Competing in a bass fishing tournament two years ago, Todd Steele cast his rod from his 21-foot motorboat — unaware that he was being poisoned.
A thick, green scum coated western Lake Erie. And Steele, a semipro angler, was sickened by it.
Driving home to Port Huron, Michigan, he felt lightheaded, nauseous. By the next morning he was too dizzy to stand, his overheated body covered with painful hives. Hospital tests blamed toxic algae, a rising threat to U.S. waters.
“It attacked my immune system and shut down my body’s ability to sweat,” Steele said. “If I wasn’t a healthy 51-year-old and had some type of medical condition, it could have killed me.”
He recovered, but Lake Erie hasn’t. Nor have other waterways choked with algae that’s sickening people, killing animals and hammering the economy. The scourge is escalating from occasional nuisance to severe, widespread hazard, overwhelming government efforts to curb a leading cause: fertilizer runoff from farms.

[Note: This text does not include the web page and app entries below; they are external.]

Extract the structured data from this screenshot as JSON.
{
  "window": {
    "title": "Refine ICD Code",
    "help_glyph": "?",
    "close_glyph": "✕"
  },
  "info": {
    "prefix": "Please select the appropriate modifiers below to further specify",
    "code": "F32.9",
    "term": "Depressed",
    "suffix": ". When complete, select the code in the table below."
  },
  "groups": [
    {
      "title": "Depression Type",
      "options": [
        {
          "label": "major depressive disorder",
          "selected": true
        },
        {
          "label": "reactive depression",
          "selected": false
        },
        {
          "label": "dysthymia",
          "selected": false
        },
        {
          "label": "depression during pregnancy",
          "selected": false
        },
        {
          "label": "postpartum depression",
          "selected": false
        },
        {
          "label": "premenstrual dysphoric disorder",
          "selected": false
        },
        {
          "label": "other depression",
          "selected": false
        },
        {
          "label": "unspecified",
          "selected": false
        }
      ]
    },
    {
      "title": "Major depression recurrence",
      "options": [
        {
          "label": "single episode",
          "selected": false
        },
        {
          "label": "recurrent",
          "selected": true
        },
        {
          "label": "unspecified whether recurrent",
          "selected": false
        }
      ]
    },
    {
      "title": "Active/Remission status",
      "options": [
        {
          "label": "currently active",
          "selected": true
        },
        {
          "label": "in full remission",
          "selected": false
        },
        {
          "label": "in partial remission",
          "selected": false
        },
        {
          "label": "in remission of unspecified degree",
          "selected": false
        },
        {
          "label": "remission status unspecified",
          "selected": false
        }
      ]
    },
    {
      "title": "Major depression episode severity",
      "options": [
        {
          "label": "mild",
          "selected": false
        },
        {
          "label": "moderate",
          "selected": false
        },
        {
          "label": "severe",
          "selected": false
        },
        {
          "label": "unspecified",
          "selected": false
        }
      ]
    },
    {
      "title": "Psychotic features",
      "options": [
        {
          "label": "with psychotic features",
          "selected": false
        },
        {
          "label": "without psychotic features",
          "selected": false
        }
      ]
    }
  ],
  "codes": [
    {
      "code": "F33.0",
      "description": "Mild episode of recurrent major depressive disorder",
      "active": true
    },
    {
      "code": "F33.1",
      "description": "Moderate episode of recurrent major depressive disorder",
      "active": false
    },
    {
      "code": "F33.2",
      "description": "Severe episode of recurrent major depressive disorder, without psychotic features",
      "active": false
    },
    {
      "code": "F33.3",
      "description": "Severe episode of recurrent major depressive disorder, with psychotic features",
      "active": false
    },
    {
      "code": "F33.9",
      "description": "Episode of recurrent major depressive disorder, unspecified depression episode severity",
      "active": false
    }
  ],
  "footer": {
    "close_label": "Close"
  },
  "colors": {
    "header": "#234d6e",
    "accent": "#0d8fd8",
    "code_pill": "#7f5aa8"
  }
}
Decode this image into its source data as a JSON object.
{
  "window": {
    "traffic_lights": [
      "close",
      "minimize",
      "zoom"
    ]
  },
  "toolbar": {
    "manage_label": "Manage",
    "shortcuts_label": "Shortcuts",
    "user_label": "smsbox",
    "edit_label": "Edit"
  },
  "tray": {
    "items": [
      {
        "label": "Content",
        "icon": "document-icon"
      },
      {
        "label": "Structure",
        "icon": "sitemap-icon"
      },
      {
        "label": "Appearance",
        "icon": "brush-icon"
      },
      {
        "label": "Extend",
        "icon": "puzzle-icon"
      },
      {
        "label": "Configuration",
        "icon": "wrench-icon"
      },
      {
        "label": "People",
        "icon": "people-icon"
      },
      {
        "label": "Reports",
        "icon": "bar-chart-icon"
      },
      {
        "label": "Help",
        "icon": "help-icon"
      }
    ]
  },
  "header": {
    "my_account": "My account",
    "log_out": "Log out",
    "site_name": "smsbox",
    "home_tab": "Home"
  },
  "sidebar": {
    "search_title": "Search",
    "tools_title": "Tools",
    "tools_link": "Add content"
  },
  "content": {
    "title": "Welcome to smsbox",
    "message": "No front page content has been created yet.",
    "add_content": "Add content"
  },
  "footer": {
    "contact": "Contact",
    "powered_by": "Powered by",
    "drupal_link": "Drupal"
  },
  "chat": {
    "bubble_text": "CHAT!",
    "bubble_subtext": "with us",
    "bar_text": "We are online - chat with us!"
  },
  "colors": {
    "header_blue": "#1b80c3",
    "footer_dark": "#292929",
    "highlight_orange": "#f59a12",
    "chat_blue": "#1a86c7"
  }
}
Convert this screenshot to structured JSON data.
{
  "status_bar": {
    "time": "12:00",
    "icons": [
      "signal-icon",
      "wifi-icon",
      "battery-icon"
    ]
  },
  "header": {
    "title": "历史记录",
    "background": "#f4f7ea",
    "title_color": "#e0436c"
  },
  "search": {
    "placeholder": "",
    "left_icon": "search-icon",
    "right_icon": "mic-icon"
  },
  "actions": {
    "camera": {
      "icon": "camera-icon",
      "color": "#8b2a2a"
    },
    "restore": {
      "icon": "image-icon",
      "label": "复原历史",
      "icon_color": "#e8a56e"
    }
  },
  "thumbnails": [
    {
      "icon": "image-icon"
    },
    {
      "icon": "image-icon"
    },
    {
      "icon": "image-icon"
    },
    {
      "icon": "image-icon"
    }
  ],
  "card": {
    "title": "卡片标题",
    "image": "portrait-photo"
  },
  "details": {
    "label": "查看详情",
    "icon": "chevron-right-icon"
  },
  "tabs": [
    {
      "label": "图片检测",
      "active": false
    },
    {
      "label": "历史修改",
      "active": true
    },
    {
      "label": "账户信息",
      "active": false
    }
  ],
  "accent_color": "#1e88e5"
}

Pungent, sometimes toxic blobs are fouling waterways from the Great Lakes to Chesapeake Bay, from the Snake River in Idaho to New York’s Finger Lakes and reservoirs in California’s Central Valley.